## PROBLEM STATEMENT
Please output all the entries word for word, without the pictures.
-----
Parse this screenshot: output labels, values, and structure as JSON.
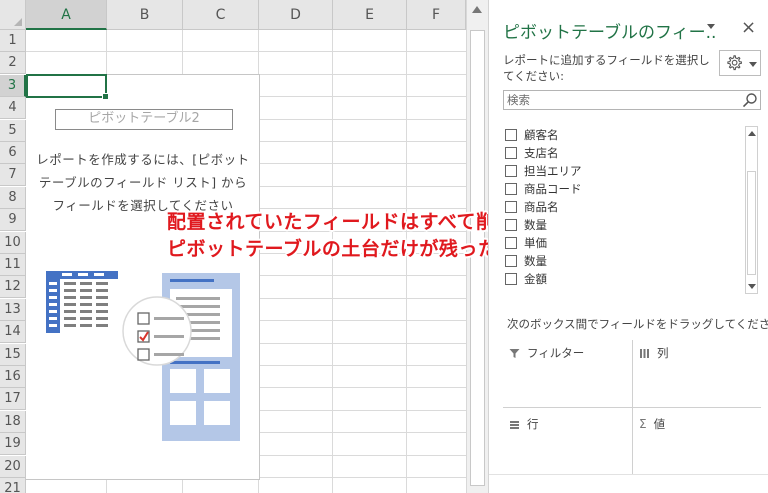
{
  "sheet": {
    "columns": [
      "A",
      "B",
      "C",
      "D",
      "E",
      "F"
    ],
    "rows": [
      "1",
      "2",
      "3",
      "4",
      "5",
      "6",
      "7",
      "8",
      "9",
      "10",
      "11",
      "12",
      "13",
      "14",
      "15",
      "16",
      "17",
      "18",
      "19",
      "20",
      "21"
    ],
    "selected_column": "A",
    "selected_row": "3"
  },
  "pivot_placeholder": {
    "name": "ピボットテーブル2",
    "instruction_line1": "レポートを作成するには、[ピボット",
    "instruction_line2": "テーブルのフィールド リスト] から",
    "instruction_line3": "フィールドを選択してください"
  },
  "caption": {
    "line1": "配置されていたフィールドはすべて削除され",
    "line2": "ピボットテーブルの土台だけが残った"
  },
  "pane": {
    "title": "ピボットテーブルのフィー..",
    "close_glyph": "×",
    "instruction": "レポートに追加するフィールドを選択してください:",
    "search_placeholder": "検索",
    "fields": [
      {
        "label": "顧客名"
      },
      {
        "label": "支店名"
      },
      {
        "label": "担当エリア"
      },
      {
        "label": "商品コード"
      },
      {
        "label": "商品名"
      },
      {
        "label": "数量"
      },
      {
        "label": "単価"
      },
      {
        "label": "数量"
      },
      {
        "label": "金額"
      }
    ],
    "drag_instruction": "次のボックス間でフィールドをドラッグしてください:",
    "areas": {
      "filter": "フィルター",
      "columns": "列",
      "rows": "行",
      "values": "値"
    },
    "area_icons": {
      "filter": "filter-icon",
      "columns": "columns-icon",
      "rows": "rows-icon",
      "values": "sigma-icon"
    }
  },
  "colors": {
    "excel_green": "#217346",
    "caption_red": "#e0191e",
    "illustration_blue": "#4472c4",
    "checkmark_red": "#d9342b"
  }
}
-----
## TASK SOLUTION
Parse this screenshot: output labels, values, and structure as JSON.
{
  "sheet": {
    "columns": [
      "A",
      "B",
      "C",
      "D",
      "E",
      "F"
    ],
    "rows": [
      "1",
      "2",
      "3",
      "4",
      "5",
      "6",
      "7",
      "8",
      "9",
      "10",
      "11",
      "12",
      "13",
      "14",
      "15",
      "16",
      "17",
      "18",
      "19",
      "20",
      "21"
    ],
    "selected_column": "A",
    "selected_row": "3"
  },
  "pivot_placeholder": {
    "name": "ピボットテーブル2",
    "instruction_line1": "レポートを作成するには、[ピボット",
    "instruction_line2": "テーブルのフィールド リスト] から",
    "instruction_line3": "フィールドを選択してください"
  },
  "caption": {
    "line1": "配置されていたフィールドはすべて削除され",
    "line2": "ピボットテーブルの土台だけが残った"
  },
  "pane": {
    "title": "ピボットテーブルのフィー..",
    "close_glyph": "×",
    "instruction": "レポートに追加するフィールドを選択してください:",
    "search_placeholder": "検索",
    "fields": [
      {
        "label": "顧客名"
      },
      {
        "label": "支店名"
      },
      {
        "label": "担当エリア"
      },
      {
        "label": "商品コード"
      },
      {
        "label": "商品名"
      },
      {
        "label": "数量"
      },
      {
        "label": "単価"
      },
      {
        "label": "数量"
      },
      {
        "label": "金額"
      }
    ],
    "drag_instruction": "次のボックス間でフィールドをドラッグしてください:",
    "areas": {
      "filter": "フィルター",
      "columns": "列",
      "rows": "行",
      "values": "値"
    },
    "area_icons": {
      "filter": "filter-icon",
      "columns": "columns-icon",
      "rows": "rows-icon",
      "values": "sigma-icon"
    }
  },
  "colors": {
    "excel_green": "#217346",
    "caption_red": "#e0191e",
    "illustration_blue": "#4472c4",
    "checkmark_red": "#d9342b"
  }
}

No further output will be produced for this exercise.